How to complete this task:
Copy out each line in the listing below where the word "Свойства" appears.

Listed records:

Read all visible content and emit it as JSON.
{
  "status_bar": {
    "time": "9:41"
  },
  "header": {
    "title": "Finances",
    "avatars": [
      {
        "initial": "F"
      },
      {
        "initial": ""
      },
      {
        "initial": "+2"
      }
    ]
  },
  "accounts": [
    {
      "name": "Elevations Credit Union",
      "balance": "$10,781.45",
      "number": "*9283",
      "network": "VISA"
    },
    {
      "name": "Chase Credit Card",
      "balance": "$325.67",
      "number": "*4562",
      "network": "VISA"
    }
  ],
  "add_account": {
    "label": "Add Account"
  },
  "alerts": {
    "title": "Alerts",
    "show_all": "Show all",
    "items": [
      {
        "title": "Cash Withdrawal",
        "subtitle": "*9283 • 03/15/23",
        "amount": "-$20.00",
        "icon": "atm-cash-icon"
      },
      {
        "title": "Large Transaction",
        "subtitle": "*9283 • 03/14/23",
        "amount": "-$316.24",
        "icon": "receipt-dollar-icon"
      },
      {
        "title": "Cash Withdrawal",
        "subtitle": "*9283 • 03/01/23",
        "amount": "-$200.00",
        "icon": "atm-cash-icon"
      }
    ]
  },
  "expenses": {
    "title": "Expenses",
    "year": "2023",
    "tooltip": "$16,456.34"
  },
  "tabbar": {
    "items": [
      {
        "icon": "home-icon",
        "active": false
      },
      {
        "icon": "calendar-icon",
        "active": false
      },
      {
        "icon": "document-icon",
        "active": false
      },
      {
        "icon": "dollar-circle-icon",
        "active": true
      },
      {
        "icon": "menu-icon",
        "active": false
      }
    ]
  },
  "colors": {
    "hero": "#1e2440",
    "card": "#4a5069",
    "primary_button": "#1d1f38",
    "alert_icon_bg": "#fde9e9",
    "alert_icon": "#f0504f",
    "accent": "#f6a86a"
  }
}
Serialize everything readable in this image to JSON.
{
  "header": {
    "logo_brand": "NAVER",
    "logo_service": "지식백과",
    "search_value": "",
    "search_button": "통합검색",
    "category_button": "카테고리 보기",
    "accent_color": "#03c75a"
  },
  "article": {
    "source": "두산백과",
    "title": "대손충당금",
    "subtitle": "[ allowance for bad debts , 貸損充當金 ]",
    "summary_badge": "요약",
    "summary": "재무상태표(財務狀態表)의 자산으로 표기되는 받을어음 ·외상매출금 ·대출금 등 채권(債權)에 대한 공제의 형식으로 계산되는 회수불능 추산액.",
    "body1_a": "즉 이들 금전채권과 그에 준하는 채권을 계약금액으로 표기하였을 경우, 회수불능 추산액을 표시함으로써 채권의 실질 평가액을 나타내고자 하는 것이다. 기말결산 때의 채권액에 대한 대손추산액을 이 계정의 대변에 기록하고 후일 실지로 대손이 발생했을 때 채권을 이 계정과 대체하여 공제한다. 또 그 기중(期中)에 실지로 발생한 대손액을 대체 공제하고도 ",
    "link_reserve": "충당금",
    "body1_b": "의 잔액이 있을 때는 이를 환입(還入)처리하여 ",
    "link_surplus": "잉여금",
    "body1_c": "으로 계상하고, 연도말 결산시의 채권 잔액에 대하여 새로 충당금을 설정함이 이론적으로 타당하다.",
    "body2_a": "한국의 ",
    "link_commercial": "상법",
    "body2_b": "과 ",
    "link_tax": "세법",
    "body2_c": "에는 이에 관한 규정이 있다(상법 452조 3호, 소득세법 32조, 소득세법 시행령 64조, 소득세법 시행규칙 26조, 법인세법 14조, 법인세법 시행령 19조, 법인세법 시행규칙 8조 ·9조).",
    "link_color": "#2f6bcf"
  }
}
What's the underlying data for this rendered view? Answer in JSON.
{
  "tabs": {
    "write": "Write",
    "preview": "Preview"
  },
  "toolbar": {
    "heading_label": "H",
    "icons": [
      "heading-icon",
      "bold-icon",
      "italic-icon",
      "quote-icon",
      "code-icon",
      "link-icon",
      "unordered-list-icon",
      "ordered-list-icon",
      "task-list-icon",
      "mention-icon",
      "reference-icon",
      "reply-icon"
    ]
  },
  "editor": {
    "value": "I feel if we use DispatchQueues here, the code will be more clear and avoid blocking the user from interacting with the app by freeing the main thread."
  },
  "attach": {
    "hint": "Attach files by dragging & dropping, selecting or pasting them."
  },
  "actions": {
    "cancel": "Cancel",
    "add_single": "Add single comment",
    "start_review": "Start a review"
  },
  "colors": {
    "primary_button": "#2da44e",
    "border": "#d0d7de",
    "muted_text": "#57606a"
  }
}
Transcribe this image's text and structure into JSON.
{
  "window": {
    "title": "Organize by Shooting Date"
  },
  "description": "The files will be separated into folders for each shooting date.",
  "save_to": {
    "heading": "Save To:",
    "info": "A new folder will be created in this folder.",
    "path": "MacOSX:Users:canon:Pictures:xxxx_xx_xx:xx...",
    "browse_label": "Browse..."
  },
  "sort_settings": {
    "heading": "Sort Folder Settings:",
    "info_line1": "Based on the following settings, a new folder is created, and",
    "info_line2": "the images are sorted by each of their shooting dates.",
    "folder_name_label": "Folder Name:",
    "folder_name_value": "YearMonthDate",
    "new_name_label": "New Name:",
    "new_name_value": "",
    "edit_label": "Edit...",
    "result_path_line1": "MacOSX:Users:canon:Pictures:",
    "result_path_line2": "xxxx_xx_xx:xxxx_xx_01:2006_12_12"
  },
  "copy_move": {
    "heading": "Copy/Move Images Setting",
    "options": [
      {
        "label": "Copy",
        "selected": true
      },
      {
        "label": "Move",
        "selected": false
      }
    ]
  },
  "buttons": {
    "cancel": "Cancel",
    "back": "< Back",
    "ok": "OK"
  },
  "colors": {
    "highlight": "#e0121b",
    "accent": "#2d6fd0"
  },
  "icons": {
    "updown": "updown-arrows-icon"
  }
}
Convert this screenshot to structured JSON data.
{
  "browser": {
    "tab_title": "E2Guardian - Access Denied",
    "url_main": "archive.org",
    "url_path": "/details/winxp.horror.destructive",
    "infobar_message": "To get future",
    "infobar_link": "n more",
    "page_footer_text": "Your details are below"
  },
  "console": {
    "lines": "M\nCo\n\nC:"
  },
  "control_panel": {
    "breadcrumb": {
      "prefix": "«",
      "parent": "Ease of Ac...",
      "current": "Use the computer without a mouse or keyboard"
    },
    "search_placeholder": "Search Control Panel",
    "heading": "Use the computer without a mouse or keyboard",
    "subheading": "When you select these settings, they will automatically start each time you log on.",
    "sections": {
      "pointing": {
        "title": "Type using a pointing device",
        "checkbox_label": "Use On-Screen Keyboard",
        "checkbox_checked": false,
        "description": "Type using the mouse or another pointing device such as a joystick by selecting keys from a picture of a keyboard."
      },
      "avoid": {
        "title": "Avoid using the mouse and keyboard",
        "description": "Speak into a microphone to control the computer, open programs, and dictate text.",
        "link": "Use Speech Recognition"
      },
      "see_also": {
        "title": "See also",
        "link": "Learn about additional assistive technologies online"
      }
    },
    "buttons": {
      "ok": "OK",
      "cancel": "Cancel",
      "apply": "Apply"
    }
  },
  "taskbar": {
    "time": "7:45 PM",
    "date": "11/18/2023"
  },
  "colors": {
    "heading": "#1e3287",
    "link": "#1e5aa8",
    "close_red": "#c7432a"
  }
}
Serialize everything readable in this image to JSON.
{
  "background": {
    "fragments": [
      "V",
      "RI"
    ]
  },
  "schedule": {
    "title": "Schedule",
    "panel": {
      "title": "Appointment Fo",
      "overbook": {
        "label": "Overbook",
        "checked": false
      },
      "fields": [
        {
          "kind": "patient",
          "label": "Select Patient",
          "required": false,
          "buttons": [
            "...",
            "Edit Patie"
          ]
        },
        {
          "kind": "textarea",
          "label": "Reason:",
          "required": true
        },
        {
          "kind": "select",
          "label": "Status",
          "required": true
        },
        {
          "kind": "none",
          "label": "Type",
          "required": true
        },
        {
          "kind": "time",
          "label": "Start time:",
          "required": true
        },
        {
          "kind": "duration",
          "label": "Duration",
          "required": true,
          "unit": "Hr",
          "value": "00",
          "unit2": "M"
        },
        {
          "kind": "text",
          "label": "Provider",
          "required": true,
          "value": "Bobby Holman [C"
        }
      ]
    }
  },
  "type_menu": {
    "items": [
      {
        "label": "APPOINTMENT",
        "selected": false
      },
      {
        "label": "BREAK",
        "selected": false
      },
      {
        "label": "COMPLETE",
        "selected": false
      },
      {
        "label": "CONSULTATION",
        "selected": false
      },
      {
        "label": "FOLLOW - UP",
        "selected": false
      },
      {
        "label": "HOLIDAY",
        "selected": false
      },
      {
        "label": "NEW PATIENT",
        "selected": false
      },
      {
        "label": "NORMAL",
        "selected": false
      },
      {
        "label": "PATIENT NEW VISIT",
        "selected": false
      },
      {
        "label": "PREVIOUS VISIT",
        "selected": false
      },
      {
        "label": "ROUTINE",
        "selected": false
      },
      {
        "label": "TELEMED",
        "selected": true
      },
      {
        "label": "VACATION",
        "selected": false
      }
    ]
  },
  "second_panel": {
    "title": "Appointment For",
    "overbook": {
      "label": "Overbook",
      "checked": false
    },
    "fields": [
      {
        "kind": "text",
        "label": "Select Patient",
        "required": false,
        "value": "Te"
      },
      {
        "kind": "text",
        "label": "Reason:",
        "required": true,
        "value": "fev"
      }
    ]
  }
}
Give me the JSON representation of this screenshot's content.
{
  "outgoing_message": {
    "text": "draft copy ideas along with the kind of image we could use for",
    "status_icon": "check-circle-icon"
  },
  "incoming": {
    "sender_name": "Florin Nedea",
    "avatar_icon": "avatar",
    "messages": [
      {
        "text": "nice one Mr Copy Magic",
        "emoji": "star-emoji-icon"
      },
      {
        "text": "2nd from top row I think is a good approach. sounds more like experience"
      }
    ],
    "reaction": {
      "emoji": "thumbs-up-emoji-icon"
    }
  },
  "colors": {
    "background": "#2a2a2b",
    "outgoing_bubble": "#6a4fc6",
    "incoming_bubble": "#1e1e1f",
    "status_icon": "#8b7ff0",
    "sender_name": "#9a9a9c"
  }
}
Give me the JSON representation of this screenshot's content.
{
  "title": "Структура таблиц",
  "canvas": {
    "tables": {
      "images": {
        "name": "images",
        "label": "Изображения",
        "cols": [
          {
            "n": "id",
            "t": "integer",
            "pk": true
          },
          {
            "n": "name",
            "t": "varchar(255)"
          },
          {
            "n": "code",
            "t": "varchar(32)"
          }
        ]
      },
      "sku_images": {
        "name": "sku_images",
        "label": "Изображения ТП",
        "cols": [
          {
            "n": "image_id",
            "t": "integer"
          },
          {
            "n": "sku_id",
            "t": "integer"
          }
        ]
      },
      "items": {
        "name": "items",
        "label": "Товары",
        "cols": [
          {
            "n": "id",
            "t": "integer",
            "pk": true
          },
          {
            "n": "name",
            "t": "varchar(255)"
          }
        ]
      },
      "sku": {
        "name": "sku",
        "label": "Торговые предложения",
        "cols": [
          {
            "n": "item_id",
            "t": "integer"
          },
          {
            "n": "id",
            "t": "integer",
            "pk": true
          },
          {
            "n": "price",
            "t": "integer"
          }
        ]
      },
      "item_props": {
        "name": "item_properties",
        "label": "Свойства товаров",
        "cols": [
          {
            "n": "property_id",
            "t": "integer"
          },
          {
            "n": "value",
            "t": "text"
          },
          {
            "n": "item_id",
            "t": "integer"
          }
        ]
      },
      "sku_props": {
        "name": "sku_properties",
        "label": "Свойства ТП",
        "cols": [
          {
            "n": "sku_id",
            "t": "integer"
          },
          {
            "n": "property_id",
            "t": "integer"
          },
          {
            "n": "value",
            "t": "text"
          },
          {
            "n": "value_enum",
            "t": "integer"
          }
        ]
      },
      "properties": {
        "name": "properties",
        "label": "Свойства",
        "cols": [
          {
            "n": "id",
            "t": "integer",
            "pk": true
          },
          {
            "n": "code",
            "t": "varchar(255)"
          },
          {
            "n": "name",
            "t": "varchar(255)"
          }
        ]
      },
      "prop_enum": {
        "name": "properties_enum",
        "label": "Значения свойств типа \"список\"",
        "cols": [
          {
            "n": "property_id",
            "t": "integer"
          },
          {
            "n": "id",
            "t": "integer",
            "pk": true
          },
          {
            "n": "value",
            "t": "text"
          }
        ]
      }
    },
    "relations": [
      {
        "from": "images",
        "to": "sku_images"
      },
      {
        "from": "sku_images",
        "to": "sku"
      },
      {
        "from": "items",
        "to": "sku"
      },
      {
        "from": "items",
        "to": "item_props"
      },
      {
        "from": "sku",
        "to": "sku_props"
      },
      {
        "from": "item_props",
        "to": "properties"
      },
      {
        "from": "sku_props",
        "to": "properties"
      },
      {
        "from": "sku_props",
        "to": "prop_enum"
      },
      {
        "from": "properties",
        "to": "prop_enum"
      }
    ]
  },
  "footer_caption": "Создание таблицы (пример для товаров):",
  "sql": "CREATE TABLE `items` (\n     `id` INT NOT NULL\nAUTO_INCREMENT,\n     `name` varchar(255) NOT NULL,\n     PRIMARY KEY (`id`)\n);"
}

Reply:
        "label": "Свойства товаров",
        "label": "Свойства ТП",
        "label": "Свойства",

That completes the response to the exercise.